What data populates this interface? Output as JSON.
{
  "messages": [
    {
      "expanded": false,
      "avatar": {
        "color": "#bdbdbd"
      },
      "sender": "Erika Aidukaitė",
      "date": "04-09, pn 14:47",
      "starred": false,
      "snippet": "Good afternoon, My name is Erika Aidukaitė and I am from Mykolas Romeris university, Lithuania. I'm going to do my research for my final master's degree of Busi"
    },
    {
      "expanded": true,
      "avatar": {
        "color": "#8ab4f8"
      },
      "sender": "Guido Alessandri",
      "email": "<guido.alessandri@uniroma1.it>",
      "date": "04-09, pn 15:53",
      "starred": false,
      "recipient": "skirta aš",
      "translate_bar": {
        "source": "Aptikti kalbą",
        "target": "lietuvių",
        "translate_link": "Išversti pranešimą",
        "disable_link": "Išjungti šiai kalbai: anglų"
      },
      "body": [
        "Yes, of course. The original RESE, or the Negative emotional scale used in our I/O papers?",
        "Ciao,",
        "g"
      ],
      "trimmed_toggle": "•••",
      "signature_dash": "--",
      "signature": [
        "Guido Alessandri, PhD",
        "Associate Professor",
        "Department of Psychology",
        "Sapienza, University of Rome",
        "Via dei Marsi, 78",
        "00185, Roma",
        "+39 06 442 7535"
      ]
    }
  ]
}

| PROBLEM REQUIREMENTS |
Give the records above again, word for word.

| TASK OUTPUT |
What data populates this interface? Output as JSON.
{
  "messages": [
    {
      "expanded": false,
      "avatar": {
        "color": "#bdbdbd"
      },
      "sender": "Erika Aidukaitė",
      "date": "04-09, pn 14:47",
      "starred": false,
      "snippet": "Good afternoon, My name is Erika Aidukaitė and I am from Mykolas Romeris university, Lithuania. I'm going to do my research for my final master's degree of Busi"
    },
    {
      "expanded": true,
      "avatar": {
        "color": "#8ab4f8"
      },
      "sender": "Guido Alessandri",
      "email": "<guido.alessandri@uniroma1.it>",
      "date": "04-09, pn 15:53",
      "starred": false,
      "recipient": "skirta aš",
      "translate_bar": {
        "source": "Aptikti kalbą",
        "target": "lietuvių",
        "translate_link": "Išversti pranešimą",
        "disable_link": "Išjungti šiai kalbai: anglų"
      },
      "body": [
        "Yes, of course. The original RESE, or the Negative emotional scale used in our I/O papers?",
        "Ciao,",
        "g"
      ],
      "trimmed_toggle": "•••",
      "signature_dash": "--",
      "signature": [
        "Guido Alessandri, PhD",
        "Associate Professor",
        "Department of Psychology",
        "Sapienza, University of Rome",
        "Via dei Marsi, 78",
        "00185, Roma",
        "+39 06 442 7535"
      ]
    }
  ]
}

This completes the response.